◆ SOURCE RECORDS:

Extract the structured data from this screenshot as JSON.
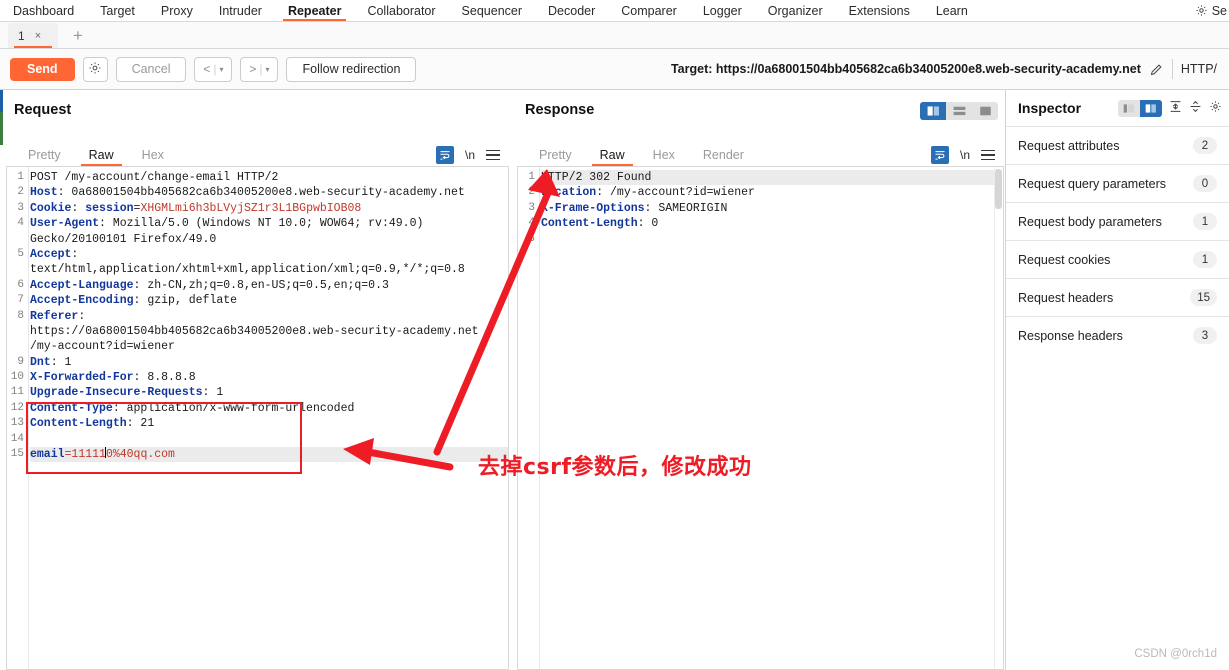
{
  "app": {
    "main_tabs": [
      {
        "label": "Dashboard",
        "active": false
      },
      {
        "label": "Target",
        "active": false
      },
      {
        "label": "Proxy",
        "active": false
      },
      {
        "label": "Intruder",
        "active": false
      },
      {
        "label": "Repeater",
        "active": true
      },
      {
        "label": "Collaborator",
        "active": false
      },
      {
        "label": "Sequencer",
        "active": false
      },
      {
        "label": "Decoder",
        "active": false
      },
      {
        "label": "Comparer",
        "active": false
      },
      {
        "label": "Logger",
        "active": false
      },
      {
        "label": "Organizer",
        "active": false
      },
      {
        "label": "Extensions",
        "active": false
      },
      {
        "label": "Learn",
        "active": false
      }
    ],
    "settings_label": "Se",
    "settings_icon": "gear-icon"
  },
  "repeater_tabs": {
    "tabs": [
      {
        "label": "1",
        "close": "×"
      }
    ],
    "add_label": "+"
  },
  "toolbar": {
    "send_label": "Send",
    "settings_icon": "gear-icon",
    "cancel_label": "Cancel",
    "back_label": "<",
    "forward_label": ">",
    "caret": "▾",
    "follow_redirection_label": "Follow redirection",
    "target_label": "Target: https://0a68001504bb405682ca6b34005200e8.web-security-academy.net",
    "edit_icon": "pencil-icon",
    "http_version": "HTTP/"
  },
  "request": {
    "title": "Request",
    "tabs": [
      {
        "label": "Pretty",
        "active": false
      },
      {
        "label": "Raw",
        "active": true
      },
      {
        "label": "Hex",
        "active": false
      }
    ],
    "wrap_icon": "word-wrap-icon",
    "newline_label": "\\n",
    "menu_icon": "hamburger-icon",
    "lines": [
      {
        "n": "1",
        "segments": [
          {
            "t": "POST /my-account/change-email HTTP/2",
            "c": "val"
          }
        ]
      },
      {
        "n": "2",
        "segments": [
          {
            "t": "Host",
            "c": "hdr"
          },
          {
            "t": ": 0a68001504bb405682ca6b34005200e8.web-security-academy.net",
            "c": "val"
          }
        ]
      },
      {
        "n": "3",
        "segments": [
          {
            "t": "Cookie",
            "c": "hdr"
          },
          {
            "t": ": ",
            "c": "val"
          },
          {
            "t": "session",
            "c": "hdr"
          },
          {
            "t": "=",
            "c": "val"
          },
          {
            "t": "XHGMLmi6h3bLVyjSZ1r3L1BGpwbIOB08",
            "c": "red"
          }
        ]
      },
      {
        "n": "4",
        "segments": [
          {
            "t": "User-Agent",
            "c": "hdr"
          },
          {
            "t": ": Mozilla/5.0 (Windows NT 10.0; WOW64; rv:49.0)",
            "c": "val"
          }
        ]
      },
      {
        "n": "",
        "segments": [
          {
            "t": "Gecko/20100101 Firefox/49.0",
            "c": "val"
          }
        ]
      },
      {
        "n": "5",
        "segments": [
          {
            "t": "Accept",
            "c": "hdr"
          },
          {
            "t": ":",
            "c": "val"
          }
        ]
      },
      {
        "n": "",
        "segments": [
          {
            "t": "text/html,application/xhtml+xml,application/xml;q=0.9,*/*;q=0.8",
            "c": "val"
          }
        ]
      },
      {
        "n": "6",
        "segments": [
          {
            "t": "Accept-Language",
            "c": "hdr"
          },
          {
            "t": ": zh-CN,zh;q=0.8,en-US;q=0.5,en;q=0.3",
            "c": "val"
          }
        ]
      },
      {
        "n": "7",
        "segments": [
          {
            "t": "Accept-Encoding",
            "c": "hdr"
          },
          {
            "t": ": gzip, deflate",
            "c": "val"
          }
        ]
      },
      {
        "n": "8",
        "segments": [
          {
            "t": "Referer",
            "c": "hdr"
          },
          {
            "t": ":",
            "c": "val"
          }
        ]
      },
      {
        "n": "",
        "segments": [
          {
            "t": "https://0a68001504bb405682ca6b34005200e8.web-security-academy.net",
            "c": "val"
          }
        ]
      },
      {
        "n": "",
        "segments": [
          {
            "t": "/my-account?id=wiener",
            "c": "val"
          }
        ]
      },
      {
        "n": "9",
        "segments": [
          {
            "t": "Dnt",
            "c": "hdr"
          },
          {
            "t": ": 1",
            "c": "val"
          }
        ]
      },
      {
        "n": "10",
        "segments": [
          {
            "t": "X-Forwarded-For",
            "c": "hdr"
          },
          {
            "t": ": 8.8.8.8",
            "c": "val"
          }
        ]
      },
      {
        "n": "11",
        "segments": [
          {
            "t": "Upgrade-Insecure-Requests",
            "c": "hdr"
          },
          {
            "t": ": 1",
            "c": "val"
          }
        ]
      },
      {
        "n": "12",
        "segments": [
          {
            "t": "Content-Type",
            "c": "hdr"
          },
          {
            "t": ": application/x-www-form-urlencoded",
            "c": "val"
          }
        ]
      },
      {
        "n": "13",
        "segments": [
          {
            "t": "Content-Length",
            "c": "hdr"
          },
          {
            "t": ": 21",
            "c": "val"
          }
        ]
      },
      {
        "n": "14",
        "segments": [
          {
            "t": "",
            "c": "val"
          }
        ]
      },
      {
        "n": "15",
        "highlight": true,
        "caret_after": 1,
        "segments": [
          {
            "t": "email",
            "c": "hdr"
          },
          {
            "t": "=11111",
            "c": "red"
          },
          {
            "t": "0%40qq.com",
            "c": "red"
          }
        ]
      }
    ]
  },
  "response": {
    "title": "Response",
    "tabs": [
      {
        "label": "Pretty",
        "active": false
      },
      {
        "label": "Raw",
        "active": true
      },
      {
        "label": "Hex",
        "active": false
      },
      {
        "label": "Render",
        "active": false
      }
    ],
    "wrap_icon": "word-wrap-icon",
    "newline_label": "\\n",
    "menu_icon": "hamburger-icon",
    "lines": [
      {
        "n": "1",
        "highlight": true,
        "segments": [
          {
            "t": "HTTP/2 302 Found",
            "c": "val"
          }
        ]
      },
      {
        "n": "2",
        "segments": [
          {
            "t": "Location",
            "c": "hdr"
          },
          {
            "t": ": /my-account?id=wiener",
            "c": "val"
          }
        ]
      },
      {
        "n": "3",
        "segments": [
          {
            "t": "X-Frame-Options",
            "c": "hdr"
          },
          {
            "t": ": SAMEORIGIN",
            "c": "val"
          }
        ]
      },
      {
        "n": "4",
        "segments": [
          {
            "t": "Content-Length",
            "c": "hdr"
          },
          {
            "t": ": 0",
            "c": "val"
          }
        ]
      },
      {
        "n": "5",
        "segments": [
          {
            "t": "",
            "c": "val"
          }
        ]
      }
    ]
  },
  "inspector": {
    "title": "Inspector",
    "layout_icon_left": "columns-left-icon",
    "layout_icon_right": "columns-right-icon",
    "expand_icon": "expand-all-icon",
    "collapse_icon": "collapse-all-icon",
    "settings_icon": "gear-icon",
    "rows": [
      {
        "label": "Request attributes",
        "count": "2"
      },
      {
        "label": "Request query parameters",
        "count": "0"
      },
      {
        "label": "Request body parameters",
        "count": "1"
      },
      {
        "label": "Request cookies",
        "count": "1"
      },
      {
        "label": "Request headers",
        "count": "15"
      },
      {
        "label": "Response headers",
        "count": "3"
      }
    ]
  },
  "annotations": {
    "note": "去掉csrf参数后，修改成功",
    "color": "#ee1c25",
    "watermark": "CSDN @0rch1d"
  },
  "colors": {
    "accent": "#ff6633",
    "blue": "#2a6fb5",
    "header_blue": "#12379c",
    "value_red": "#c0392b",
    "annotation_red": "#ee1c25"
  }
}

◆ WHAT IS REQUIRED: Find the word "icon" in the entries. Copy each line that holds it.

◆ SOLUTION TO THIS PROBLEM:
    "settings_icon": "gear-icon"
    "settings_icon": "gear-icon",
    "edit_icon": "pencil-icon",
    "wrap_icon": "word-wrap-icon",
    "menu_icon": "hamburger-icon",
    "wrap_icon": "word-wrap-icon",
    "menu_icon": "hamburger-icon",
    "layout_icon_left": "columns-left-icon",
    "layout_icon_right": "columns-right-icon",
    "expand_icon": "expand-all-icon",
    "collapse_icon": "collapse-all-icon",
    "settings_icon": "gear-icon",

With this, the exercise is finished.